June 21, 2018 - Dion Caputi
2019 NFL Draft Preview – WRs

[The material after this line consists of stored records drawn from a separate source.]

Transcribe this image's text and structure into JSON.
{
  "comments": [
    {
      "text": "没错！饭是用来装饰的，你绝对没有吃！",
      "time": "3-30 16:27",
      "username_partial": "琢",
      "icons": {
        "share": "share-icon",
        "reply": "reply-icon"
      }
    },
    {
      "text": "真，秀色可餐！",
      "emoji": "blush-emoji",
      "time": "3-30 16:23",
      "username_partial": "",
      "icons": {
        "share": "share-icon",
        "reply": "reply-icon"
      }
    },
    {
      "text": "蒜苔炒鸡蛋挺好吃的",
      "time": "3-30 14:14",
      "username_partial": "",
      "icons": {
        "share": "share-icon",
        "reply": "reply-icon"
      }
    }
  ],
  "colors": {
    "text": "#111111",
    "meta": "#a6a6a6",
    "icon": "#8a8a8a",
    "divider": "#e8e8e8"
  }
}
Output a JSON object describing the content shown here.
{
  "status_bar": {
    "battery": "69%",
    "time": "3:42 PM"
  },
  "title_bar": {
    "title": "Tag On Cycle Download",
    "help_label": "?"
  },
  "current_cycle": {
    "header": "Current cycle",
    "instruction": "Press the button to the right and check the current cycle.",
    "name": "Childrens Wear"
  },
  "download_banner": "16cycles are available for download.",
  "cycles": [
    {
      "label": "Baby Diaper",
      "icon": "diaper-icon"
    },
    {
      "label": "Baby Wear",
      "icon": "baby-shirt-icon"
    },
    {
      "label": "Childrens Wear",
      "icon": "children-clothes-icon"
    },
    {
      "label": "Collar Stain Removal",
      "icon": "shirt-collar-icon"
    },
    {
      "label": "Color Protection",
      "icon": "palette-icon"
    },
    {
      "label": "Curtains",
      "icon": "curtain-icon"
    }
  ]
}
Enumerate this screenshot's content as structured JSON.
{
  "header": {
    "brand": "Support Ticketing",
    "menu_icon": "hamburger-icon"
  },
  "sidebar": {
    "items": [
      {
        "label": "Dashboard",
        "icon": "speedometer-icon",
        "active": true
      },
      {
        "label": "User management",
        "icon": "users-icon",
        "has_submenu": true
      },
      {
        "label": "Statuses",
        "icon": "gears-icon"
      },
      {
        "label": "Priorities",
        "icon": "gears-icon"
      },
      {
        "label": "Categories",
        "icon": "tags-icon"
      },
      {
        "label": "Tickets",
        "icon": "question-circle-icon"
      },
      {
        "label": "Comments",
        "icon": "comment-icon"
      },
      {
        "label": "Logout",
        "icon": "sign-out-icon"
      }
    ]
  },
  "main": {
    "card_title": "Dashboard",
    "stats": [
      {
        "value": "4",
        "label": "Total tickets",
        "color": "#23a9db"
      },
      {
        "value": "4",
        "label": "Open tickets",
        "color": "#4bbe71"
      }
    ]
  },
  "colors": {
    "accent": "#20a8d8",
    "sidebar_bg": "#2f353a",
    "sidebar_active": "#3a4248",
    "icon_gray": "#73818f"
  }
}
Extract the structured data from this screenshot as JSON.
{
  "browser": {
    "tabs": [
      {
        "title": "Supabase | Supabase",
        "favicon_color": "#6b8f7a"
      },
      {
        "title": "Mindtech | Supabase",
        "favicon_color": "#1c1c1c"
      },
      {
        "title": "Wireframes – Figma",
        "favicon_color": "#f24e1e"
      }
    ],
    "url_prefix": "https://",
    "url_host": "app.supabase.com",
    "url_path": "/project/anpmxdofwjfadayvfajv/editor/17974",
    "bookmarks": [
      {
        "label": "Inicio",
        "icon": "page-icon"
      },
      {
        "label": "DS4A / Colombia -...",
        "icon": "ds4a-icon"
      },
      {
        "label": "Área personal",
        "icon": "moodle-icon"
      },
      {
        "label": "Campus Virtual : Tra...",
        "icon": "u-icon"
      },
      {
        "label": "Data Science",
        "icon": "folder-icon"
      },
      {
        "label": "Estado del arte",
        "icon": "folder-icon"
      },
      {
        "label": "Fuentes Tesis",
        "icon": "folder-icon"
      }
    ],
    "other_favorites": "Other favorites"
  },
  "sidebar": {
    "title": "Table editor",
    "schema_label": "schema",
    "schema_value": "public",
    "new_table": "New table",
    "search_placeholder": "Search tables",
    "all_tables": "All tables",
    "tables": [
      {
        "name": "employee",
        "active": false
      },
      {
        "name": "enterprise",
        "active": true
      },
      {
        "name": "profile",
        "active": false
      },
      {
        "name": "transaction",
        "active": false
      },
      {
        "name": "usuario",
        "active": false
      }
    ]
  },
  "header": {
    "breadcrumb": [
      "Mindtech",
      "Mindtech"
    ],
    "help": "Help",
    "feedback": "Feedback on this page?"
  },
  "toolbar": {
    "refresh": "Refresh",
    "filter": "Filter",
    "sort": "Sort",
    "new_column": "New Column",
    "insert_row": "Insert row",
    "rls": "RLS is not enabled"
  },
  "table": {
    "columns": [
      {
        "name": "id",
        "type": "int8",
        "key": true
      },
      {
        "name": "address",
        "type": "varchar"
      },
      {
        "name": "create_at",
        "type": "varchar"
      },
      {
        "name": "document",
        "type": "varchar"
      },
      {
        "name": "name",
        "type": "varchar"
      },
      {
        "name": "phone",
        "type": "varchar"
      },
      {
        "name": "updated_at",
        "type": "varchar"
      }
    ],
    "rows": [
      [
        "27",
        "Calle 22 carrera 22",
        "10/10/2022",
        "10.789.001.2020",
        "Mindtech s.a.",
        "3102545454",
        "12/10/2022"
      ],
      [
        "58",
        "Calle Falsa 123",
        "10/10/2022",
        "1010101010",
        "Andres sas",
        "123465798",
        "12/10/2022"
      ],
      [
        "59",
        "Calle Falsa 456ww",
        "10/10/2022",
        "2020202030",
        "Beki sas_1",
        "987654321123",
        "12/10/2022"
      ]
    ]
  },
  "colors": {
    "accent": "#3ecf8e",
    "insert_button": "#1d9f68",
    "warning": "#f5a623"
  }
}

The 2019 receiving class is a mix of size, length and speed, yet most (but not all) are plagued by issues, whether it's inconsistent quarterback play or injury. Despite those drawbacks, all have remained productive. My (very fictional) crystal ball tells me that at the end of the 2018 collegiate season we'll be more excited about this year's crop than last years. 1. A.J. Brown, Ole Miss (6'1" 225lbs.) • Though catching passes from multiple quarterbacks in 2017, Brown remained highly productive. Despite lacking in top-end speed, Brown possesses dangerous ability after the catch, running with reckless abandon. His pro comparison is a rich man's 2010-2011 Hakeem Nicks. 2. N'Keal Henry, Arizona State (6'4" 216lbs.) • Long, big-bodied volume catcher with a wide catch radius, Henry does quite well in most 50-50 situations, imposing size on smaller defenders. A former blue-chip recruit, Henry has acrobatic athleticism and makes play-saving adjustments on film. The question he will have to answer is can he separate against speed consistently in 2018? [caption id="attachment_80944" align="alignright" width="186"] © Denny Medley-USA TODAY Sports[/caption] 3. Deebo Samuel, South Carolina (6'0" 210lbs.) • Your quintessential Swiss Army knife. Before suffering a broken leg injury that ended his season in SC's third game, Deebo accumulated four offensive touchdowns (three receiving, one rushing) and returned both of his two kick return attempts for scores. He could be a special playmaker, but needs to stay healthy. 4. David Sills V, West Virginia (6'4 203lbs.) • A former quarterback prodigy who committed to USC at the tender age of 13, Sills ultimately wound up in Morgantown and, after a transition year in JUCO, he went on to lead the NCAA in receiving touchdowns (18, tied with Anthony Miller). Though quite raw, if Sills continues to develop and proves he can run a greater variety of routes he will shine at the pro level. He's already a lethal red zone threat. [caption id="attachment_80945" align="alignright" width="178"] © Reese Strickland-USA TODAY Sports[/caption] 5. Stanley Morgan Jr., Nebraska (6'1" 195lbs.) • The focal point of Nebraska's passing offense in 2017, Morgan's blend of physicality and inside-outside versatility will assure him of even more responsibility this season. Due for a production bump in Scott Frost's newly implemented offense, Morgan could become a household name. Honorable Mention: Marquise Brown, Oklahoma (5'11" 162lbs.) • This underclassman is one of college football's fastest offensive players. While size and bulk are concerning, the success of diminutive profiles like Tyreek Hill and Antonio Brown have broken barriers for receivers like Marquise Brown. Lincoln Riley's offense should give him a good place to showcase his skills. This is our way-too-early position by position look at the 2019 NFL draft. The previous parts in the series were Quarterbacks and Offensive Tackles.